I make some GURPS content from time to time, and it takes me a long time to make it. So, since it takes me a long time to do that, I thought I'd start a blog so that my GURPS stuff would exist for all eternity. I plan on posting assets, conversations about complicated rules, session recaps, etc. I dunno if this will be useful to anyone, or only useful to myself, but here we go.
All the big cities got them, sewers! Sewers are kinda gross, but somehow, video games make us walk through them once per RPG at least it seems. You know what kind of enemies to expect when walking through a sewer, of course, and probably know the motive for going through a sewer, but what can be added to a fight in GURPS to make it interesting? Let's try coming up with some ideas.
A typical absurdly spacious sewer has really narrow walkways on either side of a canal so that someone can avoid falling in the muck and grime. This situation makes it hard for a large party to fight all at once, and hampers dodging ability. Pay attention to knockback rules when implementing narrow walkways. Throwing, or being thrown into the depths below might be possible if the ledge is only a yard wide. Likewise, slam damage into the wall beside or allies behind is also a possibility.
The most horrific possibility is being grabbed by an ankle and being pulled in. Check rules for grappling to see how something might do this.
Sewage is gross. Having it smeared on the walkways might give an easy DX roll penalized for speed to not slip. The ankle deep variety might penalize move a little, and the waist deep variety might penalize it a lot. Check p.387 of Basic Set - Campaigns for more options.
In the aerobic act of performing combat breathing is heavier, and smelling and tasting become more likely. This might require sudden HT rolls, possibly penalized for acute senses, or waived for doesn't breathe. Likely afflictions in a sewer might be:
Those are roughly ordered from least to greatest impact. These might strike at any time during combat in a sewer. You might say that the contest is only to be afflicted with one issue, or call it by degrees of failure; eg, maybe failure is Coughing, Failure by 2 is nausea; failure by 4 is choking; failure by 6 is retching.
Controlling the flow of water during combat can be an interesting mechanic that might be possible for strong characters or someone with access to a crank controlled lock. I can't even begin to think of numbers, but I'd imagine it might take ten turns of ready maneuvers to lift a gate so far that it would have a noticeable effect, probably another ten turns to completely open the flood gates, but a fantasy world civil engineer can correct me if I'm wrong. Doing this might sweep away anything submerged, for good or for bad, as the area drains.
Inversely, closing a lock might allow an area to eventually fill, but probably much slower than it could become empty. This could be used as a setup for a trap later, to deluge an opponent with a flood.

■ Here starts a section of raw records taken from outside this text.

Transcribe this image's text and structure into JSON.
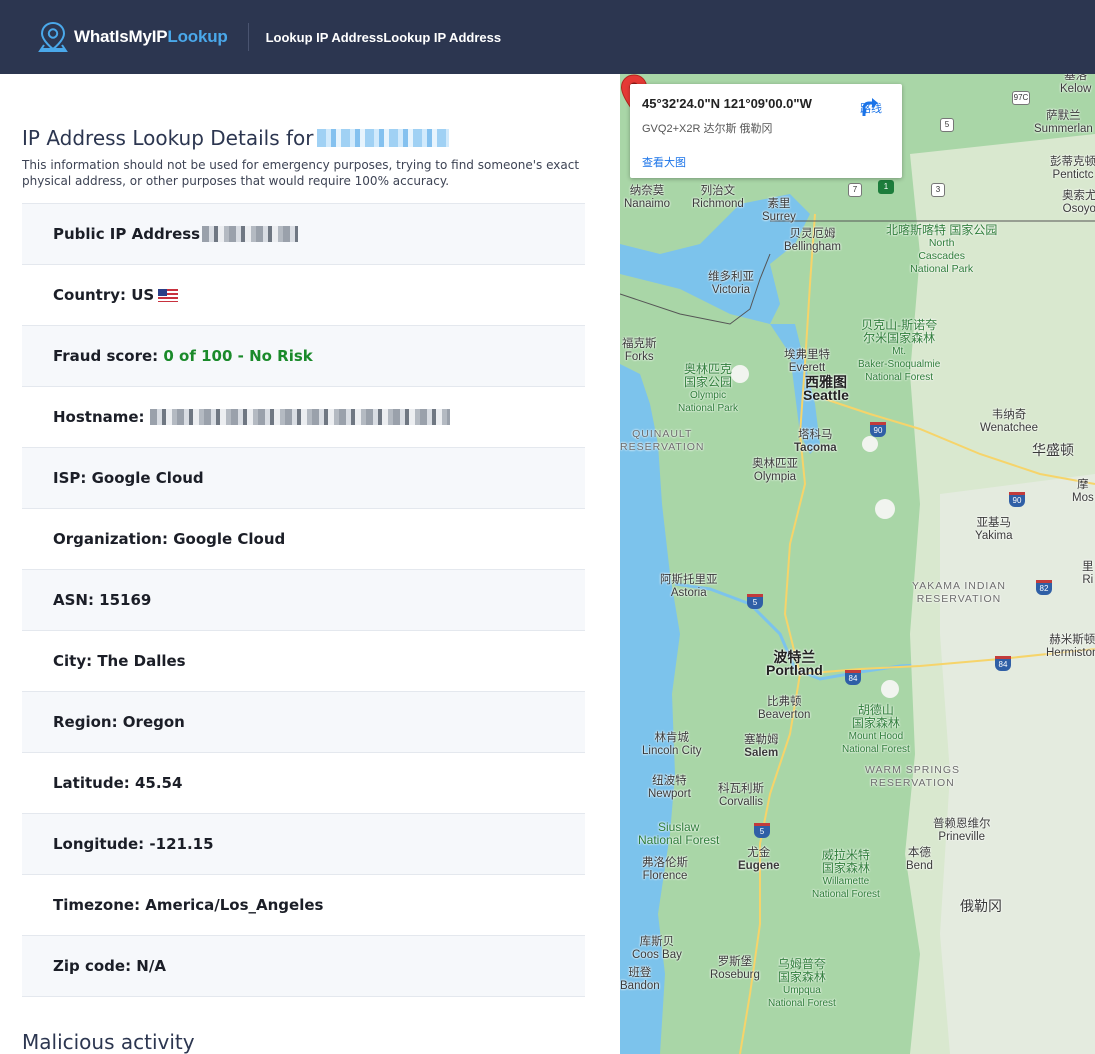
{
  "header": {
    "logo_part1": "WhatIsMyIP",
    "logo_part2": "Lookup",
    "nav_link": "Lookup IP AddressLookup IP Address"
  },
  "main": {
    "title": "IP Address Lookup Details for",
    "disclaimer": "This information should not be used for emergency purposes, trying to find someone's exact physical address, or other purposes that would require 100% accuracy.",
    "rows": {
      "public_ip_label": "Public IP Address",
      "country_label": "Country:",
      "country_value": "US",
      "fraud_label": "Fraud score:",
      "fraud_value": "0 of 100 - No Risk",
      "hostname_label": "Hostname:",
      "isp": "ISP: Google Cloud",
      "organization": "Organization: Google Cloud",
      "asn": "ASN: 15169",
      "city": "City: The Dalles",
      "region": "Region: Oregon",
      "latitude": "Latitude: 45.54",
      "longitude": "Longitude: -121.15",
      "timezone": "Timezone: America/Los_Angeles",
      "zip": "Zip code: N/A"
    },
    "next_section_title": "Malicious activity"
  },
  "map": {
    "card": {
      "coords": "45°32'24.0\"N 121°09'00.0\"W",
      "plus_code": "GVQ2+X2R 达尔斯 俄勒冈",
      "directions": "路线",
      "view_larger": "查看大图"
    },
    "labels": {
      "nanaimo_cn": "纳奈莫",
      "nanaimo": "Nanaimo",
      "richmond_cn": "列治文",
      "richmond": "Richmond",
      "surrey_cn": "素里",
      "surrey": "Surrey",
      "bellingham_cn": "贝灵厄姆",
      "bellingham": "Bellingham",
      "ncascades_cn": "北喀斯喀特\n国家公园",
      "ncascades": "North\nCascades\nNational Park",
      "victoria_cn": "维多利亚",
      "victoria": "Victoria",
      "forks_cn": "福克斯",
      "forks": "Forks",
      "everett_cn": "埃弗里特",
      "everett": "Everett",
      "mtbaker_cn": "贝克山-斯诺夸\n尔米国家森林",
      "mtbaker": "Mt.\nBaker-Snoqualmie\nNational Forest",
      "olympic_cn": "奥林匹克\n国家公园",
      "olympic": "Olympic\nNational Park",
      "seattle_cn": "西雅图",
      "seattle": "Seattle",
      "wenatchee_cn": "韦纳奇",
      "wenatchee": "Wenatchee",
      "quinault": "QUINAULT\nRESERVATION",
      "tacoma_cn": "塔科马",
      "tacoma": "Tacoma",
      "washington_cn": "华盛顿",
      "olympia_cn": "奥林匹亚",
      "olympia": "Olympia",
      "yakima_cn": "亚基马",
      "yakima": "Yakima",
      "yakama": "YAKAMA INDIAN\nRESERVATION",
      "astoria_cn": "阿斯托里亚",
      "astoria": "Astoria",
      "portland_cn": "波特兰",
      "portland": "Portland",
      "hermiston_cn": "赫米斯顿",
      "hermiston": "Hermiston",
      "beaverton_cn": "比弗顿",
      "beaverton": "Beaverton",
      "mthood_cn": "胡德山\n国家森林",
      "mthood": "Mount Hood\nNational Forest",
      "lincoln_cn": "林肯城",
      "lincoln": "Lincoln City",
      "salem_cn": "塞勒姆",
      "salem": "Salem",
      "warmsprings": "WARM SPRINGS\nRESERVATION",
      "newport_cn": "纽波特",
      "newport": "Newport",
      "corvallis_cn": "科瓦利斯",
      "corvallis": "Corvallis",
      "prineville_cn": "普赖恩维尔",
      "prineville": "Prineville",
      "siuslaw": "Siuslaw\nNational Forest",
      "eugene_cn": "尤金",
      "eugene": "Eugene",
      "florence_cn": "弗洛伦斯",
      "florence": "Florence",
      "willamette_cn": "威拉米特\n国家森林",
      "willamette": "Willamette\nNational Forest",
      "bend_cn": "本德",
      "bend": "Bend",
      "oregon_cn": "俄勒冈",
      "coosbay_cn": "库斯贝",
      "coosbay": "Coos Bay",
      "roseburg_cn": "罗斯堡",
      "roseburg": "Roseburg",
      "umpqua_cn": "乌姆普夸\n国家森林",
      "umpqua": "Umpqua\nNational Forest",
      "bandon_cn": "班登",
      "bandon": "Bandon",
      "kelowna_cn": "基洛",
      "kelowna": "Kelow",
      "summerland_cn": "萨默兰",
      "summerland": "Summerlan",
      "penticton_cn": "彭蒂克顿",
      "penticton": "Pentictc",
      "osoyoos_cn": "奥索尤",
      "osoyoos": "Osoyo",
      "moses_cn": "摩",
      "moses": "Mos",
      "richland_cn": "里",
      "richland": "Ri"
    },
    "shields": {
      "s97c": "97C",
      "s5a": "5",
      "s7": "7",
      "s3": "3",
      "s1": "1",
      "i90a": "90",
      "i90b": "90",
      "i82": "82",
      "i84a": "84",
      "i84b": "84",
      "i5a": "5",
      "i5b": "5"
    }
  }
}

This might make a situation where protecting someone attempting to operate the lock, or stopping someone from opening the lock becomes an important battle objective, enabling tactics that are normally overlooked in the name of resolutely keeping people out, or breaking through at all costs.

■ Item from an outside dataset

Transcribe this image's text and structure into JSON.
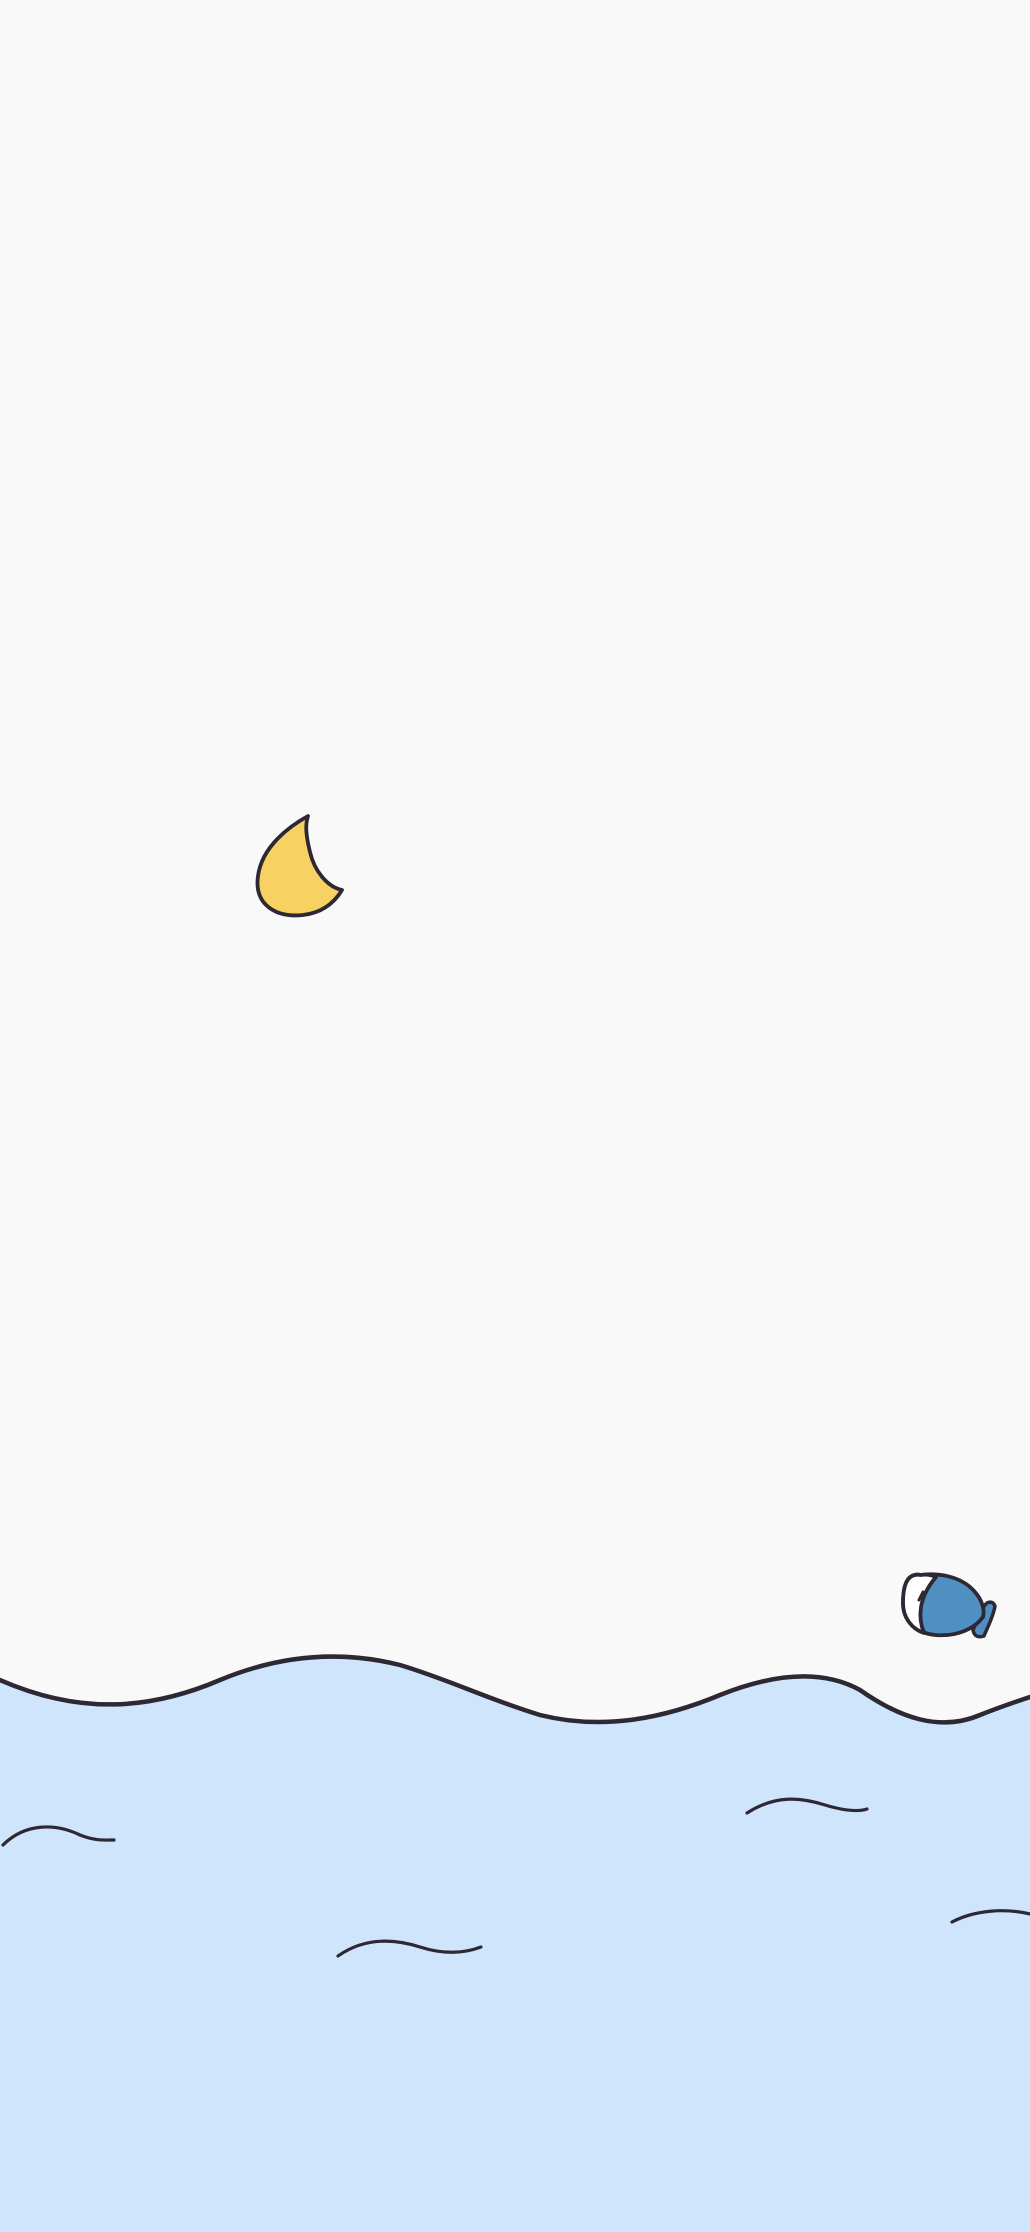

Other Thoughts and Closing
Sewers again, I feel like are more about what they enable from a story telling perspective, rather from a battle perspective. Sewers are the weird way in fiction that we break into castles or out of prisons because there are sewers everywhere. It seems like they are rarely the goal or the outright objective and more of a means to an end; we don't say, "I'd love to go to the sewer," we say, "unfortunately, the sewer is the best way to do some other thing that we want to do." There are exceptions though. We can have sewer people, or an underground secret hideout sometimes. It's also an option for a secret rendezvous where we can go without having annoying interlopers, and we don't even need to leave the city limits.

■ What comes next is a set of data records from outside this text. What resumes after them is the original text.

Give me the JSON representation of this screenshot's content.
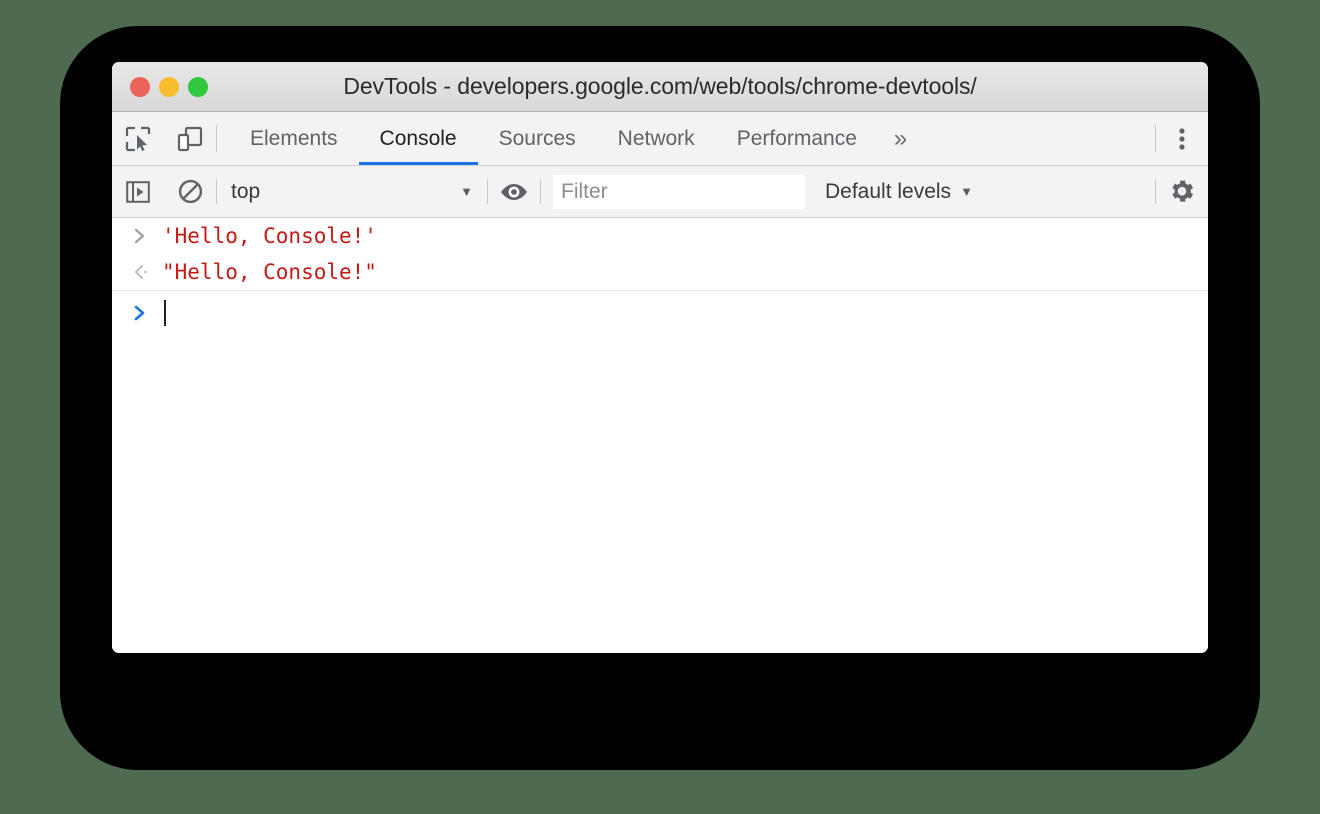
{
  "window": {
    "title": "DevTools - developers.google.com/web/tools/chrome-devtools/",
    "controls": [
      {
        "name": "close-button",
        "color": "#ec6459"
      },
      {
        "name": "minimize-button",
        "color": "#f7bd2e"
      },
      {
        "name": "maximize-button",
        "color": "#2fc840"
      }
    ]
  },
  "toolbar_left": {
    "inspect_icon": "inspect-element-icon",
    "device_icon": "device-toolbar-icon"
  },
  "tabs": [
    {
      "label": "Elements",
      "active": false
    },
    {
      "label": "Console",
      "active": true
    },
    {
      "label": "Sources",
      "active": false
    },
    {
      "label": "Network",
      "active": false
    },
    {
      "label": "Performance",
      "active": false
    }
  ],
  "tabs_overflow_label": "»",
  "main_menu_icon": "kebab-menu-icon",
  "console_toolbar": {
    "sidebar_toggle_icon": "console-sidebar-toggle-icon",
    "clear_icon": "clear-console-icon",
    "context": {
      "value": "top",
      "caret": "▼"
    },
    "eye_icon": "live-expression-eye-icon",
    "filter": {
      "value": "",
      "placeholder": "Filter"
    },
    "levels": {
      "value": "Default levels",
      "caret": "▼"
    },
    "settings_icon": "gear-icon"
  },
  "console_messages": [
    {
      "kind": "input",
      "gutter_icon": "input-chevron-icon",
      "text": "'Hello, Console!'",
      "color": "#c41a16"
    },
    {
      "kind": "output",
      "gutter_icon": "output-return-arrow-icon",
      "text": "\"Hello, Console!\"",
      "color": "#c41a16"
    }
  ],
  "prompt": {
    "gutter_icon": "prompt-chevron-icon",
    "value": "",
    "caret_color": "#202124",
    "chevron_color": "#1a73e8"
  },
  "colors": {
    "backdrop": "#4e6b52",
    "shadow_plate": "#000000",
    "window_bg": "#ffffff",
    "toolbar_bg": "#f3f3f3",
    "active_tab_underline": "#1a73e8",
    "string_red": "#c41a16",
    "icon_gray": "#5f6368"
  }
}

Realistically, the health hazards of sewer gas can approach the one of natural gas in mines, I've heard (correct me if I'm wrong,) but fantasy characters can wade through it like nothing. A realistic sewer probably has a very regular pattern of long, straight tunnels, and almost no large rooms and probably very few doors, but a barred gate here or there might exist? Dunno. I don't think about sewers when I think about adventures. Maybe I should try?